A waitress, with improbably red hair coiled into a frothy bun atop her head, placed a glass of iced water in front of Bethany, who seized it gratefully and drank it straight down. Smiling wryly, the waitress refilled the glass. Slender and hard-looking, her wrinkles had wrinkles.
"What can I get you, hon?"
It occurred to Bethany that she hadn't eaten all day. That couldn't be good for the baby. Her cramp easing, Bethany heard the door open behind her as she glanced at the menu on the wall. "What's the bean burger?"
"A joke. And a bad one. Ain't nobody ordered one of them things since I been here, and I been here since the doors opened. You one of them vegetarians, are you?"
"Regular burger, then?"
"Sure. No fries."
The waitress, whose name tag identified her as Shug, yelled over her shoulder, "One favorite, minus the spuds!" She immediately turned a smile upward, looking past Bethany. "Well, hello, sugar. Make yourself at home."
"Thanks," said a man's deep voice.
Boots clumped on the floor, then the cowboy from the parking lot slid onto a stool to Bethany's right, placing his hat, brim up, on the vacant seat between them.

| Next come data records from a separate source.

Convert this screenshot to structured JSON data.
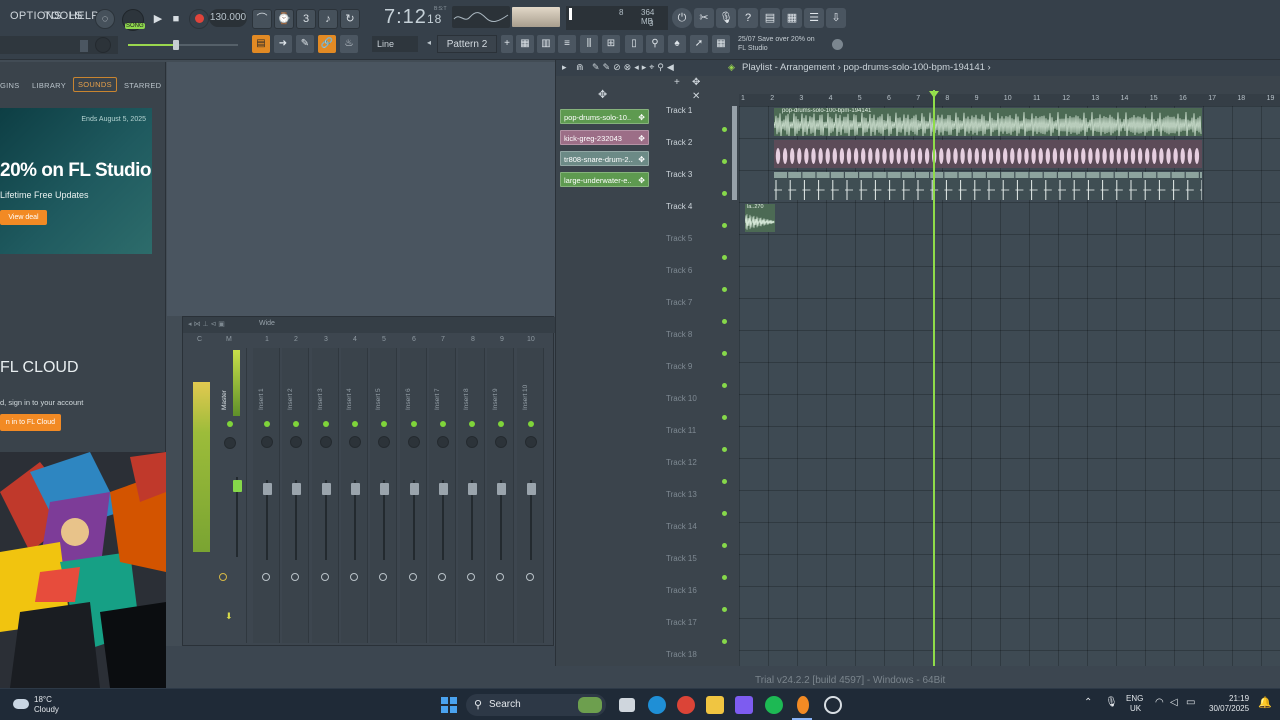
{
  "menu": {
    "options": "OPTIONS",
    "tools": "TOOLS",
    "help": "HELP"
  },
  "transport": {
    "song_mode": "SONG",
    "bpm": "130.000",
    "time_main": "7:12",
    "time_sub": "18",
    "time_sig": "B:S:T"
  },
  "cpu": {
    "memory": "364 MB",
    "cpu_value": "8",
    "poly": "3"
  },
  "toolbar2": {
    "snap": "Line",
    "pattern": "Pattern 2",
    "hint_line1": "25/07  Save over 20% on",
    "hint_line2": "FL Studio"
  },
  "browser": {
    "tabs": [
      "GINS",
      "LIBRARY",
      "SOUNDS",
      "STARRED"
    ],
    "promo": {
      "date": "Ends August 5, 2025",
      "title": "20% on FL Studio",
      "subtitle": "Lifetime Free Updates",
      "button": "View deal"
    },
    "cloud": {
      "title": "FL CLOUD",
      "subtitle": "d, sign in to your account",
      "button": "n in to FL Cloud"
    }
  },
  "mixer": {
    "title": "Wide",
    "master": "Master",
    "numbers": [
      "C",
      "M",
      "1",
      "2",
      "3",
      "4",
      "5",
      "6",
      "7",
      "8",
      "9",
      "10"
    ],
    "inserts": [
      "Insert 1",
      "Insert 2",
      "Insert 3",
      "Insert 4",
      "Insert 5",
      "Insert 6",
      "Insert 7",
      "Insert 8",
      "Insert 9",
      "Insert 10"
    ]
  },
  "playlist": {
    "title": "Playlist - Arrangement › pop-drums-solo-100-bpm-194141 ›",
    "clip_list": [
      {
        "name": "pop-drums-solo-10..",
        "color": "#5e9a50"
      },
      {
        "name": "kick-greg-232043",
        "color": "#9c6e87"
      },
      {
        "name": "tr808-snare-drum-2..",
        "color": "#6c8a86"
      },
      {
        "name": "large-underwater-e..",
        "color": "#5e9a50"
      }
    ],
    "tracks": [
      "Track 1",
      "Track 2",
      "Track 3",
      "Track 4",
      "Track 5",
      "Track 6",
      "Track 7",
      "Track 8",
      "Track 9",
      "Track 10",
      "Track 11",
      "Track 12",
      "Track 13",
      "Track 14",
      "Track 15",
      "Track 16",
      "Track 17",
      "Track 18"
    ],
    "ruler": [
      "1",
      "2",
      "3",
      "4",
      "5",
      "6",
      "7",
      "8",
      "9",
      "10",
      "11",
      "12",
      "13",
      "14",
      "15",
      "16",
      "17",
      "18",
      "19"
    ],
    "clip1_label": "pop-drums-solo-100-bpm-194141",
    "clip4_label": "la..270"
  },
  "status": {
    "version": "Trial v24.2.2 [build 4597] - Windows - 64Bit"
  },
  "taskbar": {
    "temp": "18°C",
    "weather": "Cloudy",
    "search": "Search",
    "lang1": "ENG",
    "lang2": "UK",
    "time": "21:19",
    "date": "30/07/2025"
  },
  "colors": {
    "accent": "#f28a24",
    "playhead": "#8fdc4a",
    "audio_green": "#5e9a50",
    "kick_pink": "#9c6e87"
  }
}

The waitress plunked down another glass of water and leaned on the counter. "You look like a hungry man. What'll you have?"
He waved a big, long-fingered hand. Bethany noticed from the corner of her eye that his hair was blond with a touch of tawny red to it. She looked away as he turned his head toward her.
"I'll have the favorite, with the fries," he said in that deep, slightly amused voice. "To go. And the biggest iced tea you can manage."
"A favorite with the works!" Shug shouted, reaching for a forty-four-ounce disposable cup.
Bethany shook her head, remembering fondly the days when she could have downed the same without thinking about it. She'd spend all day trotting to the bathroom if she tried that now. The waitress delivered the iced tea, flirting mildly all the while, before turning back to Bethany.
"Anything to drink 'cept water for you, hon?"
"The water's fine. I was told that I could get a bus ticket here, though."
"Yes, ma'am." Shug stuck her pencil into the wild bun atop her head and reached under the counter, coming up with a big, hardbound book. "Where you headed, hon?"
Beside her, the tall cowboy shifted, as if his interest had been stirred.
Shug consulted some sort of schedule and shook her head. "The nine-twenty-two goes right past there, but it don't stop 'til Dallas. Gets in there around midnight."
Dallas. "You've got to be kidding me," Bethany murmured, dropping her forehead into her upturned palm. That was at least forty miles too far, and how was she to get back to Buffalo Creek? Garrett had written that he'd bought a used motorcycle for transportation. Even if they could somehow manage her luggage, she wasn't stupid enough to climb onto the back of that in her condition. Besides, he had no idea that she was coming—or even that she was pregnant.
"You wouldn't know how much a taxi might cost from Dallas to Buffalo Creek, would you?" she asked Shug.
"Honey," the other woman said drily, "this right here is as close as I've ever been to either place. Or anywhere else for that matter."
"I see." Gulping, Bethany swept a hand over her bulging stomach.
"Well, you think on it," Shug said, stowing the book again. "You got nearly five hours before that bus gets here."
Bethany suppressed a sigh and offered up a wan smile. God, as usual, did not seem to be listening to her. Someone else clearly was, though.
"Did I hear someone mention Buffalo Creek?" the cowboy interjected, swiveling on his stool.
Shug immediately dr...